“What’s really at stake with all of this is: If folks can’t live in the community where they work, do you have a community?” asks Margaret Bowes, executive director of the Colorado Association of Ski Towns. Bowes reports seeing services reduced throughout various mountain towns, whether that’s a local transit system that can’t run every route because of too few drivers, or long waits, abbreviated menus, and seating sections closed at restaurants. The situation is brutal for residents trying to eke out a living, but visitors are also annoyed, whether it’s the long lines to dine or unavailability of rental bicycles due to the lack of shop mechanics.

“We’re starting to see signs [posted] at some businesses that say ‘Help wanted, and please be patient, we’re short-staffed,’” says Bowes, who lives in Dillon.

The housing shortage isn’t a new problem, Bowes explains. Summit County Combined Housing Authority once hired a housing authority director—someone tasked with mitigating a housing crunch. They ended up resigning because (go figure) they couldn’t find a house. Now, for job applicants at many businesses, the first question is whether or not they have housing. When businesses do that, Bowes says, the number of applications drops to zero.
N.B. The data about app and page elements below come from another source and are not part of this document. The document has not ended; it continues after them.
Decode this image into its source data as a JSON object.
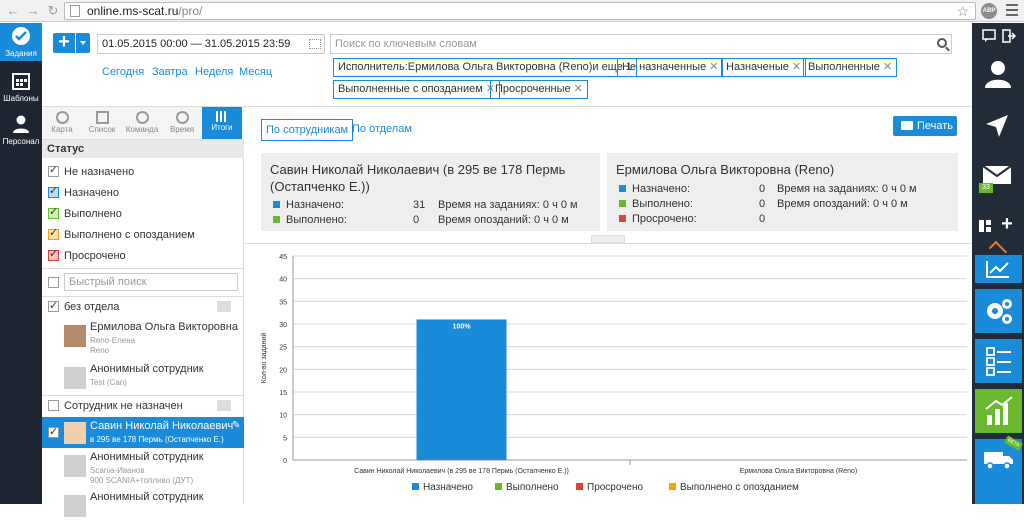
{
  "browser": {
    "url_host": "online.ms-scat.ru",
    "url_path": "/pro/",
    "abp": "ABP"
  },
  "leftbar": {
    "items": [
      {
        "label": "Задания"
      },
      {
        "label": "Шаблоны"
      },
      {
        "label": "Персонал"
      }
    ]
  },
  "toolbar": {
    "add_label": "+",
    "date_range": "01.05.2015 00:00 — 31.05.2015 23:59",
    "quick_ranges": [
      "Сегодня",
      "Завтра",
      "Неделя",
      "Месяц"
    ],
    "search_placeholder": "Поиск по ключевым словам",
    "chips": [
      "Исполнитель:Ермилова Ольга Викторовна (Reno)и еще 1",
      "Не назначенные",
      "Назначеные",
      "Выполненные",
      "Выполненные с опозданием",
      "Просроченные"
    ]
  },
  "subtabs": [
    "Карта",
    "Список",
    "Команда",
    "Время",
    "Итоги"
  ],
  "status": {
    "title": "Статус",
    "items": [
      {
        "label": "Не назначено",
        "color": "#ffffff"
      },
      {
        "label": "Назначено",
        "color": "#1a8bd8"
      },
      {
        "label": "Выполнено",
        "color": "#6ab82e"
      },
      {
        "label": "Выполнено с опозданием",
        "color": "#f0a400"
      },
      {
        "label": "Просрочено",
        "color": "#e0403a"
      }
    ]
  },
  "quick_search_placeholder": "Быстрый поиск",
  "groups": {
    "no_dept": "без отдела",
    "unassigned": "Сотрудник не назначен"
  },
  "people": [
    {
      "name": "Ермилова Ольга Викторовна",
      "sub1": "Reno-Елена",
      "sub2": "Reno"
    },
    {
      "name": "Анонимный сотрудник",
      "sub1": "Test (Can)",
      "sub2": ""
    },
    {
      "name": "Савин Николай Николаевич",
      "sub1": "в 295 ве 178 Пермь (Остапченко Е.)",
      "sub2": ""
    },
    {
      "name": "Анонимный сотрудник",
      "sub1": "Scania-Иванов",
      "sub2": "900 SCANIA+топливо (ДУТ)"
    },
    {
      "name": "Анонимный сотрудник",
      "sub1": "",
      "sub2": ""
    }
  ],
  "main": {
    "tab_employees": "По сотрудникам",
    "tab_departments": "По отделам",
    "print": "Печать",
    "cards": [
      {
        "name": "Савин Николай Николаевич (в 295 ве 178 Пермь (Остапченко Е.))",
        "assigned_label": "Назначено:",
        "assigned": "31",
        "done_label": "Выполнено:",
        "done": "0",
        "time_tasks_label": "Время на заданиях:",
        "time_tasks": "0 ч 0 м",
        "time_late_label": "Время опозданий:",
        "time_late": "0 ч 0 м"
      },
      {
        "name": "Ермилова Ольга Викторовна (Reno)",
        "assigned_label": "Назначено:",
        "assigned": "0",
        "done_label": "Выполнено:",
        "done": "0",
        "overdue_label": "Просрочено:",
        "overdue": "0",
        "time_tasks_label": "Время на заданиях:",
        "time_tasks": "0 ч 0 м",
        "time_late_label": "Время опозданий:",
        "time_late": "0 ч 0 м"
      }
    ]
  },
  "rightbar": {
    "badge": "33",
    "beta": "BETA"
  },
  "chart_data": {
    "type": "bar",
    "categories": [
      "Савин Николай Николаевич (в 295 ве 178 Пермь (Остапченко Е.))",
      "Ермилова Ольга Викторовна (Reno)"
    ],
    "series": [
      {
        "name": "Назначено",
        "color": "#1a8bd8",
        "values": [
          31,
          0
        ]
      },
      {
        "name": "Выполнено",
        "color": "#6ab82e",
        "values": [
          0,
          0
        ]
      },
      {
        "name": "Просрочено",
        "color": "#e0403a",
        "values": [
          0,
          0
        ]
      },
      {
        "name": "Выполнено с опозданием",
        "color": "#f0a400",
        "values": [
          0,
          0
        ]
      }
    ],
    "bar_labels": [
      "100%"
    ],
    "ylabel": "Кол-во заданий",
    "ylim": [
      0,
      45
    ],
    "yticks": [
      0,
      5,
      10,
      15,
      20,
      25,
      30,
      35,
      40,
      45
    ],
    "grid": true,
    "legend": "bottom"
  }
}
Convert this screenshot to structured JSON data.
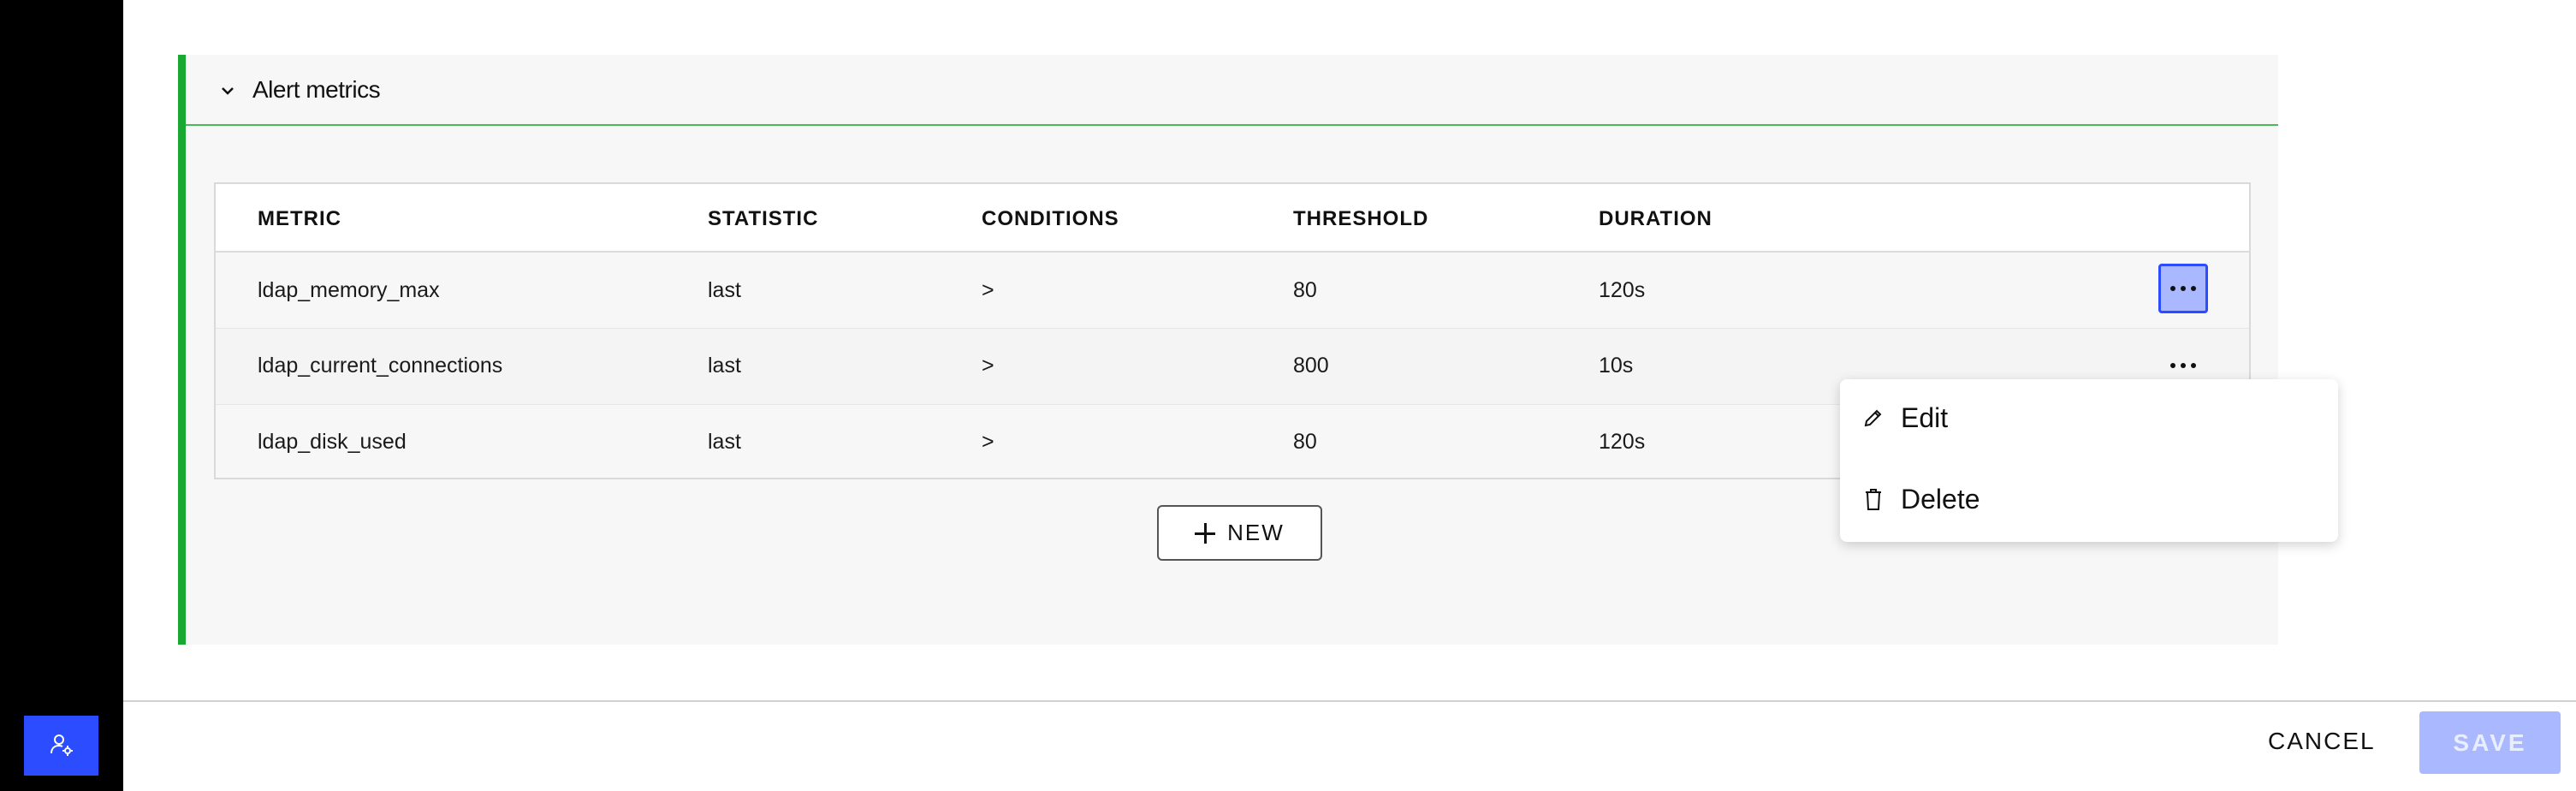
{
  "panel": {
    "title": "Alert metrics",
    "accent_color": "#1aa832"
  },
  "table": {
    "columns": [
      "METRIC",
      "STATISTIC",
      "CONDITIONS",
      "THRESHOLD",
      "DURATION"
    ],
    "rows": [
      {
        "metric": "ldap_memory_max",
        "statistic": "last",
        "conditions": ">",
        "threshold": "80",
        "duration": "120s"
      },
      {
        "metric": "ldap_current_connections",
        "statistic": "last",
        "conditions": ">",
        "threshold": "800",
        "duration": "10s"
      },
      {
        "metric": "ldap_disk_used",
        "statistic": "last",
        "conditions": ">",
        "threshold": "80",
        "duration": "120s"
      }
    ]
  },
  "context_menu": {
    "items": [
      {
        "label": "Edit",
        "icon": "pencil-icon"
      },
      {
        "label": "Delete",
        "icon": "trash-icon"
      }
    ]
  },
  "new_button": {
    "label": "NEW",
    "icon": "plus-icon"
  },
  "footer": {
    "cancel_label": "CANCEL",
    "save_label": "SAVE"
  },
  "sidebar": {
    "button_icon": "user-settings-icon",
    "accent_color": "#2b4dff"
  }
}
(Read More: Colorado Mountain Towns Have an Affordable Housing Problem. Wildfires Will Make It Worse)

“Now that bars are allowed to operate, we’re seeing more calls late in the evening, and we just don’t have enough drivers to have someone available through that closing-of-the-bar shift,” says Edward Lerner, a driver with Jake’s Mountain Shuttle, which runs out of Frisco. The shuttle company is down drivers this summer by about half, which can mean longer waits for people needing a last-minute ride. The few drivers who are on the schedule are playing musical chairs to get the job, he says. “Typically, we would have had other people wanting to hustle and make money on those busy nights.”

Lerner was fortunate enough to find housing through a family relative. But the prospects for others are bleek. “It’s getting harder and harder to put down roots as a young person up here.”

At Ouray Brewing, Eddy expects the situation to get worse in August, when students he’s hired return to school. “I won’t be surprised if by Labor Day I’m closing several days a week,” Eddy says. “Now, I’m raising wages, closing earlier, absorbing more and more housing costs, and ultimately, it’s like, why am I doing this?” he reflects. “What’s left at the end?”